“At a time when institutions such as the World Bank and the International Energy Agency are calling for more climate action it is disappointing to have so many countries still being reluctant to move forward,” said Wendel Trio, Director of the European-based Climate Action Network and lead investigator for the 2013 Climate Change Performance Index, “Canada is a strong example of this lack of willingness to improve climate policies.”
Last month’s PRISM revelations are a disconcerting reminder that even here in Canada, paranoid fantasies about mass government surveillance are more than a work of fiction.
It’s no secret that the province of Alberta, the government Canada, and the titans of the fossil fuel industry pride themselves on robust regulatory and oversight structures when it comes to the extraction of natural resources.
“Environmental protection is a priority for our government and Canada is a global environmental leader,” said Canada’s Natural Resources Minister, Joe Oliver. “This is why Canada's oil sands are subject to some of the most stringent environmental regulations and monitoring in the world.”
“The regulations that are in place are very stringent, the most stringent in North America and certainly around the world,” added Alberta’s Minister of Environment and Sustainable Resource Development, Diana McQueen. “We have a lot of development in this province, but we also have very tough regulations with regards to any spills that happen.”
“The system is working,” continued Alberta Energy Regulator CEO Jim Ellis. “We have the resources we need now to properly regulate it. And that includes compliance, on the ground inspections, regulations… They are capably handling the workload right now.”
Big Industry has committed some of the most atrocious crimes against the environment in Canada and around the world with little fear of reprisal. This is Part Two of a two–part series highlighting some small and large-scale instances of industrial–environmental greenwashing and misdirection in an attempt to better hold conglomerates accountable to the Canadian public.
Big Industry has committed some of the most atrocious crimes against the environment in Canada and around the world with little fear of reprisal.

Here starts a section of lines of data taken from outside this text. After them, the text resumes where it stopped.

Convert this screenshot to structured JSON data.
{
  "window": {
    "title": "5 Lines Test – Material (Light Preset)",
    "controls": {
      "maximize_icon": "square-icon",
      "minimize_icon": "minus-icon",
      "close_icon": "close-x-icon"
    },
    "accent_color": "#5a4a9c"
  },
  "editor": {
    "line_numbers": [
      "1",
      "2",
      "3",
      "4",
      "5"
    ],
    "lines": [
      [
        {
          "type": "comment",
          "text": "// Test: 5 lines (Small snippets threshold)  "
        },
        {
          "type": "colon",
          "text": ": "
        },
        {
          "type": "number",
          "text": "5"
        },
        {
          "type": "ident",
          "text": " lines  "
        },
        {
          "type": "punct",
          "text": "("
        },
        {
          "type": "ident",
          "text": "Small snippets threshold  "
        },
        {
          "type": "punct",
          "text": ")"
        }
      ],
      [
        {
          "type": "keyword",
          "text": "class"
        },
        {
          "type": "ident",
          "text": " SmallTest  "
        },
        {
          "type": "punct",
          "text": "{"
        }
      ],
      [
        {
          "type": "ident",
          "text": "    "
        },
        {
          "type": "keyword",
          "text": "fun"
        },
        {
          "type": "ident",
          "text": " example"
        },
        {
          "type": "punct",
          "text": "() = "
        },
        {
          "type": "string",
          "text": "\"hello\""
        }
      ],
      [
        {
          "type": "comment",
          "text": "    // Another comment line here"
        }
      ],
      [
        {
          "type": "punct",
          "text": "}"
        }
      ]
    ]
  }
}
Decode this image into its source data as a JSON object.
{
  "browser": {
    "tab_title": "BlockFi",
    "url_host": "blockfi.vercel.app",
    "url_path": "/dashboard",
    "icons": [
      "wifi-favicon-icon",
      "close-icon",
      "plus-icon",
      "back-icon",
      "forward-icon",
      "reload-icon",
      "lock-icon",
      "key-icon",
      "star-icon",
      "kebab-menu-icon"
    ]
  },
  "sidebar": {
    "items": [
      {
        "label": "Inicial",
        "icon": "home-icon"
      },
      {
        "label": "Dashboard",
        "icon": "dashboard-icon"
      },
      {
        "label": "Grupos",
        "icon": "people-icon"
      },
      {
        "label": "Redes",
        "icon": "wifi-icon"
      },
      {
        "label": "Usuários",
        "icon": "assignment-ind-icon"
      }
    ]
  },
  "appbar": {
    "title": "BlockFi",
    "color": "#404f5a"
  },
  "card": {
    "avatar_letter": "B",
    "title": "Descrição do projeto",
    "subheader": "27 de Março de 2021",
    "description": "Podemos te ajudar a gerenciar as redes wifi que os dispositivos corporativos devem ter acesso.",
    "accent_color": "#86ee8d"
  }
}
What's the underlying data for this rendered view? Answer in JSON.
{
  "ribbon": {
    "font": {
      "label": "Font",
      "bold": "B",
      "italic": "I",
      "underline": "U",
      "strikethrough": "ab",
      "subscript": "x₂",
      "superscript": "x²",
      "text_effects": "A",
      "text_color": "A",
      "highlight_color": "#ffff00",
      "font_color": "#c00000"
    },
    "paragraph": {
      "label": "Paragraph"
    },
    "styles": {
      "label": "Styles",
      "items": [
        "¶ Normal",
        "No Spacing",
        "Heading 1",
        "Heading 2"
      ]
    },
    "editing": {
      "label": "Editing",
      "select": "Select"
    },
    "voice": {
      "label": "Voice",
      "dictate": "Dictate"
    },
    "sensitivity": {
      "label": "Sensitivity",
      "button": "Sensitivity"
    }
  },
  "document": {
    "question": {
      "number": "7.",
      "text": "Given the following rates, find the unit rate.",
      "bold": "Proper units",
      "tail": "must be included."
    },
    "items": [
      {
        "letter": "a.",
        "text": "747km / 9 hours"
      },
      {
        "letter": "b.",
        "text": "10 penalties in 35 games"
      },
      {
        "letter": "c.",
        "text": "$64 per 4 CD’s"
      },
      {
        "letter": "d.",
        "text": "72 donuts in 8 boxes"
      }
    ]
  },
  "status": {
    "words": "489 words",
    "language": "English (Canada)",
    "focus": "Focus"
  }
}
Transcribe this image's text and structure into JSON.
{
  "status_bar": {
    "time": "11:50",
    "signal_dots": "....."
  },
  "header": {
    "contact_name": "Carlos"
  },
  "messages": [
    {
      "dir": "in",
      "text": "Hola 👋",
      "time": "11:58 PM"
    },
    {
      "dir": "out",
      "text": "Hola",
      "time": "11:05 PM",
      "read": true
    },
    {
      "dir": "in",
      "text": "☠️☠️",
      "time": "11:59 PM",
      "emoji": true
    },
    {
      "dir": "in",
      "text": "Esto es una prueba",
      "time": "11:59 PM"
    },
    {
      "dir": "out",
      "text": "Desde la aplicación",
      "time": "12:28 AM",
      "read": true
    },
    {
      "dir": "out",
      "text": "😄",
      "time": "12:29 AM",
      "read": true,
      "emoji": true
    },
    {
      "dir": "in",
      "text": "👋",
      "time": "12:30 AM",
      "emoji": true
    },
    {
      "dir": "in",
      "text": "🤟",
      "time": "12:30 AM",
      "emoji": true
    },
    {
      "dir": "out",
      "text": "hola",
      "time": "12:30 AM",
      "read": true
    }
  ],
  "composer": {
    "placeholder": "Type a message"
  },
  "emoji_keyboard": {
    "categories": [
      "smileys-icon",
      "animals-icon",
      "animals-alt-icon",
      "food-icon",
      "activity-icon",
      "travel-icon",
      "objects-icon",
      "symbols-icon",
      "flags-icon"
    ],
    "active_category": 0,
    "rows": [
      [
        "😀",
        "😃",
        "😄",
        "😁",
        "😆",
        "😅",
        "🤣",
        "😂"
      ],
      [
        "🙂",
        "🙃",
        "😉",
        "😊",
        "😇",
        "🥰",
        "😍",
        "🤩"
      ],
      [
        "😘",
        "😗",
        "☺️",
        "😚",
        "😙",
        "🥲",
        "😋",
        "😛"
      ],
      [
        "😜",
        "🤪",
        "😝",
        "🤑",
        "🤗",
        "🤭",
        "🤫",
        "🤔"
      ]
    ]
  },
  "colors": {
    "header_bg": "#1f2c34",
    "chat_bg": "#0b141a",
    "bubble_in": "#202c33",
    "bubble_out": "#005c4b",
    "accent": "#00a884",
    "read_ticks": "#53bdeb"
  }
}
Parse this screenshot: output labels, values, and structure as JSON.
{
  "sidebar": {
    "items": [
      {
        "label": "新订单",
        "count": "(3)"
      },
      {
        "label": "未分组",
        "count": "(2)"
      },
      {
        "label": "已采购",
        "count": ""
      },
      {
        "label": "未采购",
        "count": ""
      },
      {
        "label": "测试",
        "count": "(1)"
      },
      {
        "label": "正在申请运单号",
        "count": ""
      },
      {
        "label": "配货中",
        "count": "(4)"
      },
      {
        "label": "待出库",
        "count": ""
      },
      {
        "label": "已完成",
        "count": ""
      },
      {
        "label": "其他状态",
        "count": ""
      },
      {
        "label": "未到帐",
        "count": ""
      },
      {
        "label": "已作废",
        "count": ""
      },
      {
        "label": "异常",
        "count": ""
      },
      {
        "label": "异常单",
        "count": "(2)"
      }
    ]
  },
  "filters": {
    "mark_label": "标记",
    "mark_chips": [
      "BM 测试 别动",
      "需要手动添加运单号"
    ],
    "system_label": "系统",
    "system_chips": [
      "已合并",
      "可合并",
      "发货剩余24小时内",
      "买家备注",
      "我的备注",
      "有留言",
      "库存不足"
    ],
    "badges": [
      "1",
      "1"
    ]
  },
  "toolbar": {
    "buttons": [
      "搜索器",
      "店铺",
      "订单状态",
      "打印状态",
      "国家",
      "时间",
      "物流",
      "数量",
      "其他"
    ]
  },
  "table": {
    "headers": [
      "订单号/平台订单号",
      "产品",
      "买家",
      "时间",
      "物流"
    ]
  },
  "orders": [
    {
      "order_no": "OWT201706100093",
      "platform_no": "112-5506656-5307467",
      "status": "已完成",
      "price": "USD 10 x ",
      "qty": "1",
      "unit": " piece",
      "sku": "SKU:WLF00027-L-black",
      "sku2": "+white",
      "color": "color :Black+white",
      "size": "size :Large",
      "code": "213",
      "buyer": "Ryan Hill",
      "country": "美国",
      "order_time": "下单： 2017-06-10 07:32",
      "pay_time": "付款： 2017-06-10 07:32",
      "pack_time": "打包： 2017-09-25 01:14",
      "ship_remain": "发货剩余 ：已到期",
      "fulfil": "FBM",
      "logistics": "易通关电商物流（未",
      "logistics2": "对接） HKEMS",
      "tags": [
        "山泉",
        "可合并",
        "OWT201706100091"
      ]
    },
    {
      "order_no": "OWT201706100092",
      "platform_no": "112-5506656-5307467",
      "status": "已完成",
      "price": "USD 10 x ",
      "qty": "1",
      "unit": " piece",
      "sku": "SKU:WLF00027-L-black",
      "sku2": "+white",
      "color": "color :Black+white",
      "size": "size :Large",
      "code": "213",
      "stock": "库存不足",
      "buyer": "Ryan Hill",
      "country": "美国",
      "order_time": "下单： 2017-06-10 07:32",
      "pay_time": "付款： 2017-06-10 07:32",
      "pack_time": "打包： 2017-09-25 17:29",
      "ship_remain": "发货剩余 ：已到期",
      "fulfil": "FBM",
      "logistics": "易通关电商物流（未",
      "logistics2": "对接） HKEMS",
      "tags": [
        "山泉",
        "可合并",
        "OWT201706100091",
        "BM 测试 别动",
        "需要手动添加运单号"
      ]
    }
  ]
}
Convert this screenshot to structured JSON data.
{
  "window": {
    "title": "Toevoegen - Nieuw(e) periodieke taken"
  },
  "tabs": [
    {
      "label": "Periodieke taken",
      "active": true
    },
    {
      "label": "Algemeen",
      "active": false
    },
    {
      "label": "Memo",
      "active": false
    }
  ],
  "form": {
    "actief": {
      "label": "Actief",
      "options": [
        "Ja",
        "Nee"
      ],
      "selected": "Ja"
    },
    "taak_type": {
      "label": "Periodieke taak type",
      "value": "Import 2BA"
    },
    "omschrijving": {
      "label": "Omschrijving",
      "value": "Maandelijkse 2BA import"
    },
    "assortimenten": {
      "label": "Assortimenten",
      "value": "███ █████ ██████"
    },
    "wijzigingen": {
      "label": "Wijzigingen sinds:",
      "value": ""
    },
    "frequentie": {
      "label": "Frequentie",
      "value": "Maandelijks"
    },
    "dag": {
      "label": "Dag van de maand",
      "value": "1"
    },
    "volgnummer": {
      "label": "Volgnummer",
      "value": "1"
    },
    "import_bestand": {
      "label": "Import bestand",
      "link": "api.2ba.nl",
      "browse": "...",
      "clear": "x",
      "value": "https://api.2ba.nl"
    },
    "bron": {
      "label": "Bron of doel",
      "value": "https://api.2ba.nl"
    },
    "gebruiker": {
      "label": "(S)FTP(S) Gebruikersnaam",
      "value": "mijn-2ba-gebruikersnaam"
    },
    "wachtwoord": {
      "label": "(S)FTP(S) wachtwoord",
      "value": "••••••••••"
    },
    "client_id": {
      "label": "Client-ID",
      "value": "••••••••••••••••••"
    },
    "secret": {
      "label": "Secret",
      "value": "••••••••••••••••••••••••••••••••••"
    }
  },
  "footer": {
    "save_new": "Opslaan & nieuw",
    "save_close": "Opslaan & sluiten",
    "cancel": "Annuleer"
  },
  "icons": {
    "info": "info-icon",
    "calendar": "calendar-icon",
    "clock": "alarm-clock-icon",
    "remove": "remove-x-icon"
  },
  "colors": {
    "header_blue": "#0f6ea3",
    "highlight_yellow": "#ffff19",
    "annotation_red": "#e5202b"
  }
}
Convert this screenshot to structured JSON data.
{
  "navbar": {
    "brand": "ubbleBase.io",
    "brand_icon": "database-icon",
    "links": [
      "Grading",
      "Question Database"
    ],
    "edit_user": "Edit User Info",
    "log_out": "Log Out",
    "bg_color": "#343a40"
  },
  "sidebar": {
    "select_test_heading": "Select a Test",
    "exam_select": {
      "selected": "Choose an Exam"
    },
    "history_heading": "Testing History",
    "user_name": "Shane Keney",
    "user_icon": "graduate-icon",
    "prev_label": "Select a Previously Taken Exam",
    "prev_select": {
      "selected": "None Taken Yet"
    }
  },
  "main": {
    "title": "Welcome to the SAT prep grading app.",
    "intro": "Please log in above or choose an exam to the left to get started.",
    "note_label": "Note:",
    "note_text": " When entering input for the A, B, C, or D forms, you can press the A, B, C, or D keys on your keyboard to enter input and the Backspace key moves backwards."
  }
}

This is Part One of a two–part series highlighting some small and large-scale instances of industrial–environmental greenwashing and misdirection in an attempt to better hold conglomerates accountable to the Canadian public. Read Part 2 here.